Down to the last line, restate the records below word for word, dropping every image.

*Website and app data records:*
# # # # #
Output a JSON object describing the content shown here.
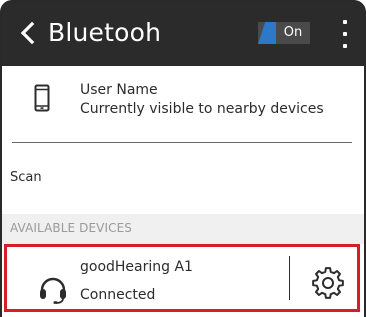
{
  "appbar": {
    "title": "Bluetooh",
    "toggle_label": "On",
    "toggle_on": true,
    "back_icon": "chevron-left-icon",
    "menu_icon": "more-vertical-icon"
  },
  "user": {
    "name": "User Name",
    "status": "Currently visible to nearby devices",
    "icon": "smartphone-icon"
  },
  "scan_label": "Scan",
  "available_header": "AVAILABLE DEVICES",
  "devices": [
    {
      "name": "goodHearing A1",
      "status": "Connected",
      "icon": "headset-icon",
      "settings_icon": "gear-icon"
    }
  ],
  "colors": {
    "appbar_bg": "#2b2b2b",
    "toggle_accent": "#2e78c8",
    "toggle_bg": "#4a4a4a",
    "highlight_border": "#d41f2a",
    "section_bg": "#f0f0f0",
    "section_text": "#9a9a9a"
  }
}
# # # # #
*Solution to this problem:*
Output a JSON object describing the content shown here.
{
  "appbar": {
    "title": "Bluetooh",
    "toggle_label": "On",
    "toggle_on": true,
    "back_icon": "chevron-left-icon",
    "menu_icon": "more-vertical-icon"
  },
  "user": {
    "name": "User Name",
    "status": "Currently visible to nearby devices",
    "icon": "smartphone-icon"
  },
  "scan_label": "Scan",
  "available_header": "AVAILABLE DEVICES",
  "devices": [
    {
      "name": "goodHearing A1",
      "status": "Connected",
      "icon": "headset-icon",
      "settings_icon": "gear-icon"
    }
  ],
  "colors": {
    "appbar_bg": "#2b2b2b",
    "toggle_accent": "#2e78c8",
    "toggle_bg": "#4a4a4a",
    "highlight_border": "#d41f2a",
    "section_bg": "#f0f0f0",
    "section_text": "#9a9a9a"
  }
}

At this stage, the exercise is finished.